A retinal tear or detachment is a very serious problem that can lead to blindness without surgical intervention. At Retina Specialists of Colorado, Dr. Ross Chod is a highly-trained vitreoretinal surgeon who has helped many of his patients in Aurora, Colorado, prevent vision loss through surgical repair of detached or torn retina. If you’d like to explore your surgical options, call the office or use the online scheduling tool to request an appointment.
To better understand how a retinal tear can develop, it’s helpful to take a look at what happens to your eyes as you age. Approximately 80% of your eye is made up of a gel-like substance called vitreous, which holds the shape of your eye. At the back of your eye is your retina, which is the light-sensitive tissue that receives refracted light rays and sends them through your optic nerve to your brain in order to create an image.
As you age, your vitreous, which is attached to your retina, shrinks and begins to pull away from your retina.
This process is completely natural, and in most cases, your shrinking vitreous doesn’t cause any problems. If, however, it pulls away and creates a tear in your retina, fluids can get through and wreak havoc on your vision.
A retinal detachment develops on the heels of a retinal tear. As fluid enters through the tear, it can fill the area and lift your retina off of the back of your eye, creating a retinal detachment. Your retina only works when it’s attached, so a detachment leaves you with blurry vision that only becomes worse.
The most common signs of a retinal tear or detachment are:
If you experience any of these symptoms, Dr. Chod performs a retinal examination to get to the bottom of the problem.
When it comes to a retinal tear or detachment, surgery is almost always the best course of action to preserve your eyesight.
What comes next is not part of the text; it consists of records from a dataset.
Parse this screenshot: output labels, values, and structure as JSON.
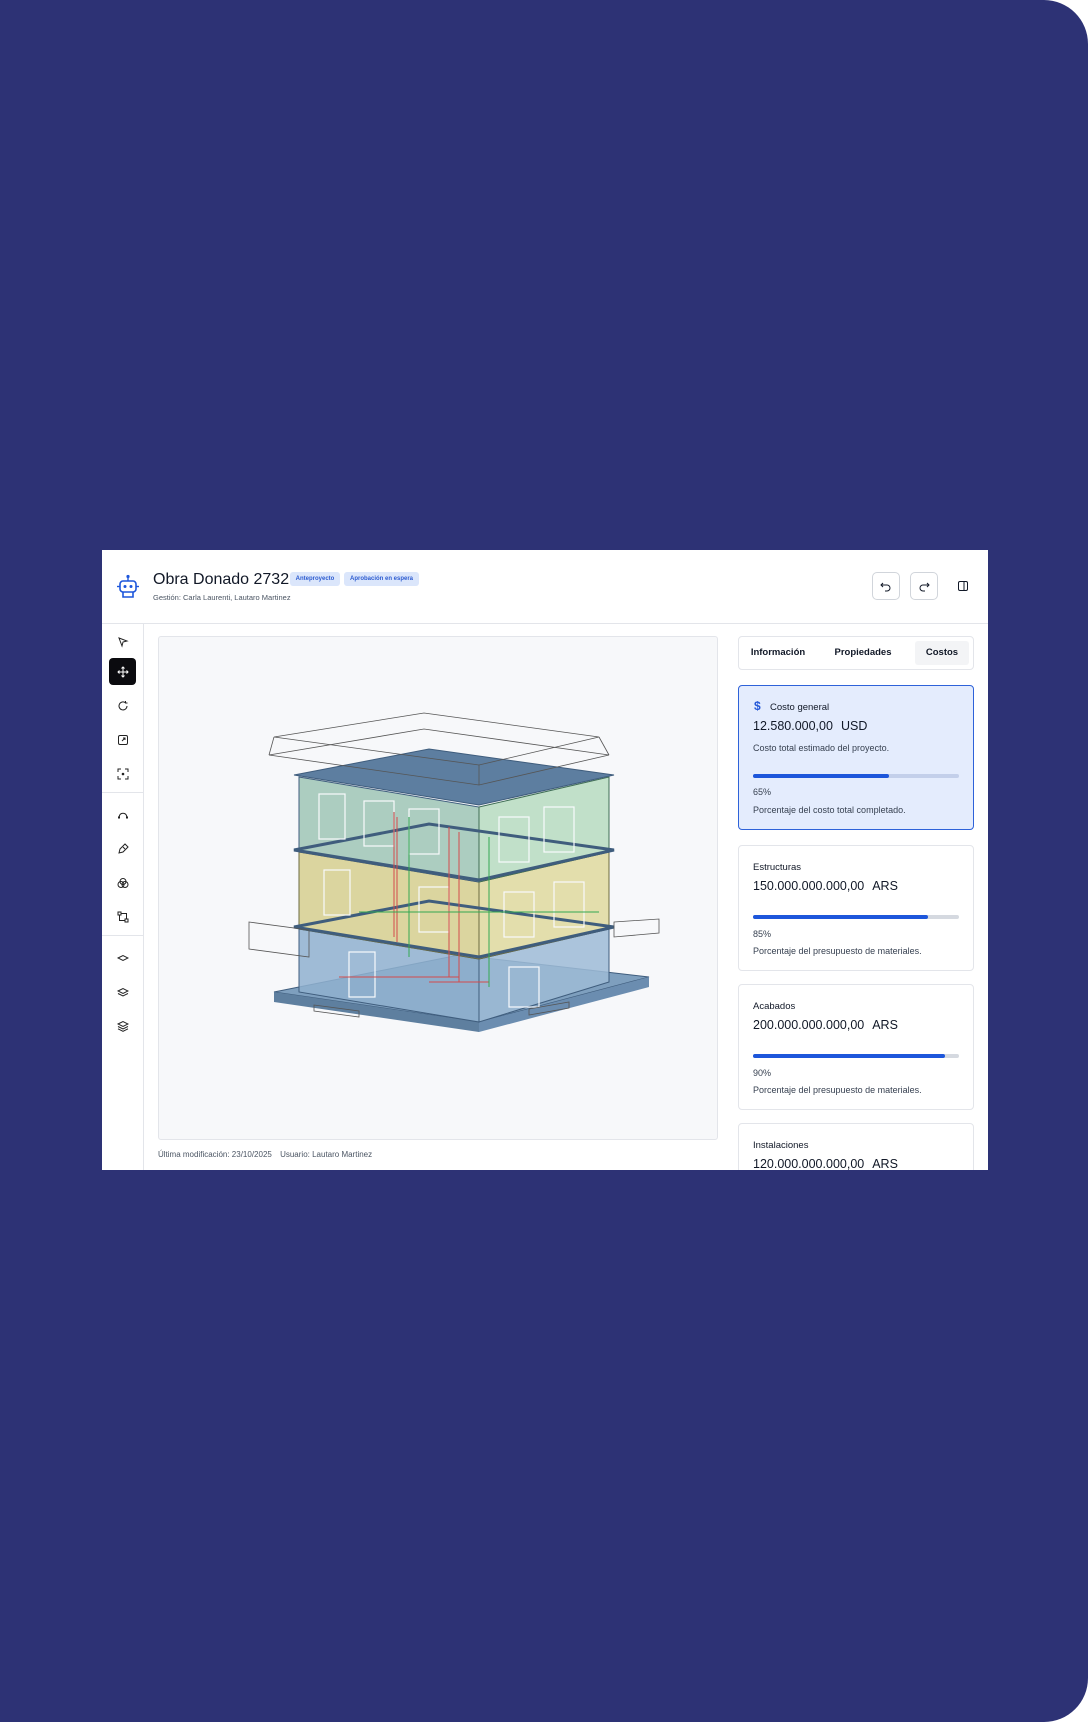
{
  "header": {
    "title": "Obra Donado 2732",
    "badges": [
      "Anteproyecto",
      "Aprobación en espera"
    ],
    "subtitle": "Gestión: Carla Laurenti, Lautaro Martinez"
  },
  "tabs": [
    "Información",
    "Propiedades",
    "Costos"
  ],
  "cost_general": {
    "label": "Costo general",
    "amount": "12.580.000,00",
    "currency": "USD",
    "description": "Costo total estimado del proyecto.",
    "progress": 0.65,
    "percent_label": "65%",
    "percent_description": "Porcentaje del costo total completado."
  },
  "cards": [
    {
      "label": "Estructuras",
      "amount": "150.000.000.000,00",
      "currency": "ARS",
      "progress": 0.85,
      "percent_label": "85%",
      "percent_description": "Porcentaje del presupuesto de materiales."
    },
    {
      "label": "Acabados",
      "amount": "200.000.000.000,00",
      "currency": "ARS",
      "progress": 0.9,
      "percent_label": "90%",
      "percent_description": "Porcentaje del presupuesto de materiales."
    },
    {
      "label": "Instalaciones",
      "amount": "120.000.000.000,00",
      "currency": "ARS"
    }
  ],
  "footer": {
    "modified": "Última modificación: 23/10/2025",
    "user": "Usuario: Lautaro Martinez"
  },
  "toolbar_icons": [
    "select-icon",
    "move-icon",
    "rotate-icon",
    "scale-icon",
    "focus-icon",
    "path-icon",
    "pen-icon",
    "boolean-icon",
    "transform-icon",
    "plane-icon",
    "layer-icon",
    "layers-icon"
  ],
  "colors": {
    "background": "#2d3275",
    "accent": "#1d56db",
    "badge_bg": "#dbe6fb",
    "highlight_card": "#e4ecfd"
  }
}
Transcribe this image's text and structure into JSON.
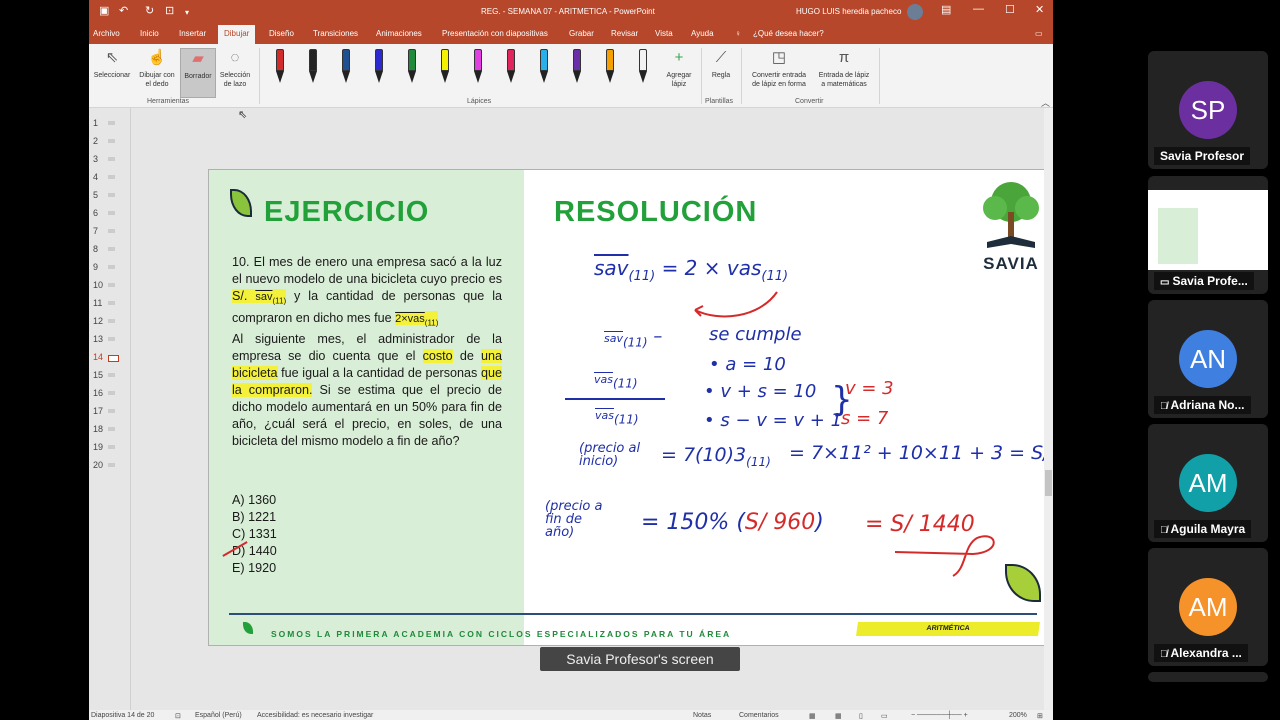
{
  "titlebar": {
    "doc_title": "REG. - SEMANA 07 - ARITMETICA  -  PowerPoint",
    "user": "HUGO LUIS heredia pacheco"
  },
  "tabs": [
    "Archivo",
    "Inicio",
    "Insertar",
    "Dibujar",
    "Diseño",
    "Transiciones",
    "Animaciones",
    "Presentación con diapositivas",
    "Grabar",
    "Revisar",
    "Vista",
    "Ayuda",
    "¿Qué desea hacer?"
  ],
  "ribbon": {
    "tools": {
      "select": "Seleccionar",
      "finger_1": "Dibujar con",
      "finger_2": "el dedo",
      "eraser": "Borrador",
      "lasso_1": "Selección",
      "lasso_2": "de lazo",
      "group": "Herramientas"
    },
    "pens_group": "Lápices",
    "add_pen_1": "Agregar",
    "add_pen_2": "lápiz",
    "ruler": "Regla",
    "templates_group": "Plantillas",
    "ink_shape_1": "Convertir entrada",
    "ink_shape_2": "de lápiz en forma",
    "ink_math_1": "Entrada de lápiz",
    "ink_math_2": "a matemáticas",
    "convert_group": "Convertir",
    "pen_colors": [
      "#d12b2b",
      "#222222",
      "#1e4f8f",
      "#2a2ad0",
      "#1f8a3a",
      "#f5f200",
      "#e040e0",
      "#e0245c",
      "#2ab0e8",
      "#6a2fa8",
      "#f5a000",
      "#f2f2f2"
    ]
  },
  "thumbnails": [
    "1",
    "2",
    "3",
    "4",
    "5",
    "6",
    "7",
    "8",
    "9",
    "10",
    "11",
    "12",
    "13",
    "14",
    "15",
    "16",
    "17",
    "18",
    "19",
    "20"
  ],
  "current_slide": "14",
  "statusbar": {
    "slide": "Diapositiva 14 de 20",
    "lang": "Español (Perú)",
    "access": "Accesibilidad: es necesario investigar",
    "notes": "Notas",
    "comments": "Comentarios",
    "zoom": "200%"
  },
  "slide": {
    "ejercicio": "EJERCICIO",
    "resolucion": "RESOLUCIÓN",
    "problem": {
      "p1": "10. El mes de enero una empresa sacó a la luz el nuevo modelo de una bicicleta cuyo precio es",
      "price": "S/.",
      "sav": "sav",
      "sub11": "(11)",
      "p2": "y la cantidad de personas que la compraron en dicho mes fue",
      "twovas": "2×vas",
      "p3a": "Al siguiente mes, el administrador de la empresa se dio cuenta que el",
      "costo": "costo",
      "p3b": "de",
      "una_bici": "una bicicleta",
      "p3c": "fue igual a la cantidad de personas",
      "que_compraron": "que la compraron.",
      "p3d": "Si se estima que el precio de dicho modelo aumentará en un 50% para fin de año, ¿cuál será el precio, en soles, de una bicicleta del mismo modelo a fin de año?"
    },
    "options": [
      "A) 1360",
      "B) 1221",
      "C) 1331",
      "D) 1440",
      "E) 1920"
    ],
    "footer": "SOMOS LA PRIMERA ACADEMIA CON CICLOS ESPECIALIZADOS PARA TU ÁREA",
    "tag": "ARITMÉTICA",
    "logo": "SAVIA",
    "hw": {
      "eq1": "sav",
      "eq1_sub": "(11)",
      "eq1_rhs": "= 2 × vas",
      "eq1_rhs_sub": "(11)",
      "frac_top": "sav",
      "frac_top_sub": "(11)",
      "minus": "–",
      "frac_mid": "vas",
      "frac_mid_sub": "(11)",
      "frac_bot": "vas",
      "frac_bot_sub": "(11)",
      "se_cumple": "se cumple",
      "c1": "• a = 10",
      "c2": "• v + s = 10",
      "c3": "• s − v = v + 1",
      "v3": "v = 3",
      "s7": "s = 7",
      "precio_al_inicio": "(precio al inicio)",
      "eq_line": "= 7(10)3",
      "eq_line_sub": "(11)",
      "eq_line2": "= 7×11² + 10×11 + 3 = ",
      "s960": "S/ 960",
      "precio_fin": "(precio a fin de año)",
      "eq_fin": "= 150% (",
      "eq_fin_mid": "S/ 960",
      "eq_fin_end": ")",
      "result": "= S/ 1440"
    }
  },
  "caption": "Savia Profesor's screen",
  "participants": [
    {
      "initials": "SP",
      "name": "Savia Profesor",
      "color": "#6b2fa0",
      "muted": false
    },
    {
      "initials": "",
      "name": "Savia Profe...",
      "color": "#ffffff",
      "muted": false,
      "screen": true
    },
    {
      "initials": "AN",
      "name": "Adriana No...",
      "color": "#3f7fe0",
      "muted": true
    },
    {
      "initials": "AM",
      "name": "Aguila Mayra",
      "color": "#12a0a8",
      "muted": true
    },
    {
      "initials": "AM",
      "name": "Alexandra ...",
      "color": "#f5922a",
      "muted": true
    }
  ]
}
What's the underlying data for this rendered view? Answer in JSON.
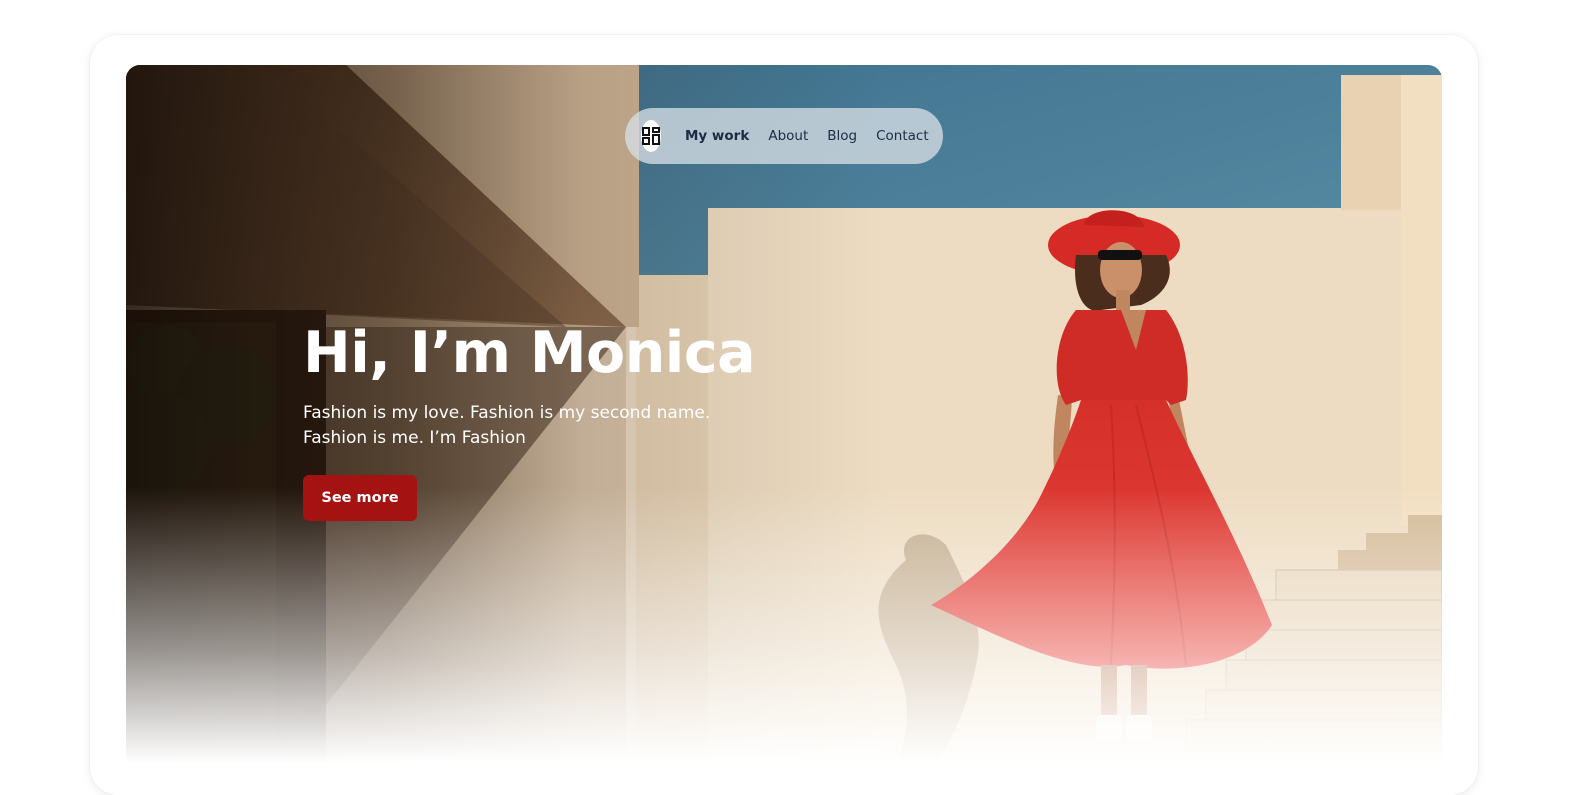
{
  "nav": {
    "logo_icon": "grid-logo-icon",
    "items": [
      {
        "label": "My work",
        "active": true
      },
      {
        "label": "About",
        "active": false
      },
      {
        "label": "Blog",
        "active": false
      },
      {
        "label": "Contact",
        "active": false
      }
    ]
  },
  "hero": {
    "headline": "Hi, I’m Monica",
    "tagline_line1": "Fashion is my love. Fashion is my second name.",
    "tagline_line2": "Fashion is me. I’m Fashion",
    "cta_label": "See more"
  },
  "colors": {
    "accent": "#a51212",
    "sky": "#4b7d97",
    "wall": "#ecdcc4",
    "dress": "#d62f2a",
    "nav_text": "#1f2a44"
  }
}
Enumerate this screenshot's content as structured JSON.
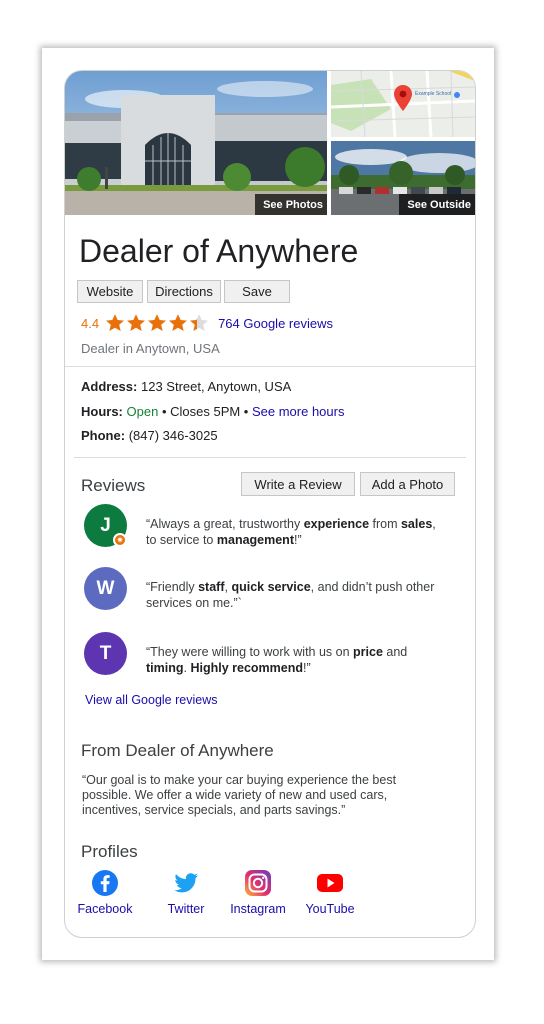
{
  "photos": {
    "main_label": "See Photos",
    "outside_label": "See Outside",
    "map_place": "Example School"
  },
  "business": {
    "name": "Dealer of Anywhere",
    "rating": "4.4",
    "rating_value": 4.4,
    "reviews_count_label": "764 Google reviews",
    "category": "Dealer in Anytown, USA"
  },
  "actions": {
    "website": "Website",
    "directions": "Directions",
    "save": "Save"
  },
  "info": {
    "address_label": "Address:",
    "address_value": "123 Street, Anytown, USA",
    "hours_label": "Hours:",
    "hours_status": "Open",
    "hours_closes": "• Closes 5PM •",
    "hours_more": "See more hours",
    "phone_label": "Phone:",
    "phone_value": "(847) 346-3025"
  },
  "reviews": {
    "title": "Reviews",
    "write_button": "Write a Review",
    "add_photo_button": "Add a Photo",
    "items": [
      {
        "initial": "J",
        "color": "#0d7a3f",
        "parts": [
          "“Always a great, trustworthy ",
          "experience",
          " from ",
          "sales",
          ", to service to ",
          "management",
          "!”"
        ]
      },
      {
        "initial": "W",
        "color": "#5c6bc0",
        "parts": [
          "“Friendly ",
          "staff",
          ", ",
          "quick service",
          ", and didn’t push other services on me.”`"
        ]
      },
      {
        "initial": "T",
        "color": "#5e35b1",
        "parts": [
          "“They were willing to work with us on ",
          "price",
          " and ",
          "timing",
          ". ",
          "Highly recommend",
          "!”"
        ]
      }
    ],
    "view_all": "View all Google reviews"
  },
  "about": {
    "title": "From Dealer of Anywhere",
    "text": "“Our goal is to make your car buying experience the best possible. We offer a wide variety of new and used cars, incentives, service specials, and parts savings.”"
  },
  "profiles": {
    "title": "Profiles",
    "items": [
      {
        "label": "Facebook",
        "icon": "facebook-icon"
      },
      {
        "label": "Twitter",
        "icon": "twitter-icon"
      },
      {
        "label": "Instagram",
        "icon": "instagram-icon"
      },
      {
        "label": "YouTube",
        "icon": "youtube-icon"
      }
    ]
  },
  "colors": {
    "link": "#1a0dab",
    "rating": "#e8710a",
    "open": "#188038",
    "star": "#e8710a"
  }
}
After diagnosing your condition, Dr. Chod may recommend one of several procedures, including:
For retinal tears, Dr. Chod may use laser surgery (photocoagulation) to reattach your retina around the tear, or he may use a freezing technique to create scar tissue that helps anchor your retina.
In cases of detachment, you need surgery right away. To correct the detachment, Dr. Chod may turn to a pneumatic retinopexy, where he injects a bubble of air and gas into your eye to push your retina back. He may also perform a vitrectomy, where he removes your vitreous and then injects air or gas to fill the space to reposition your retina. The cavity eventually refills with fluid as the gas is absorbed. Finally, Dr. Chod may tackle the problem from the outside and sew a piece of silicone to the surface of your eye to prevent your vitreous from pulling at your retina.
For surgical repair of a torn or detached retina, call Retina Specialists of Colorado or use the online booking tool.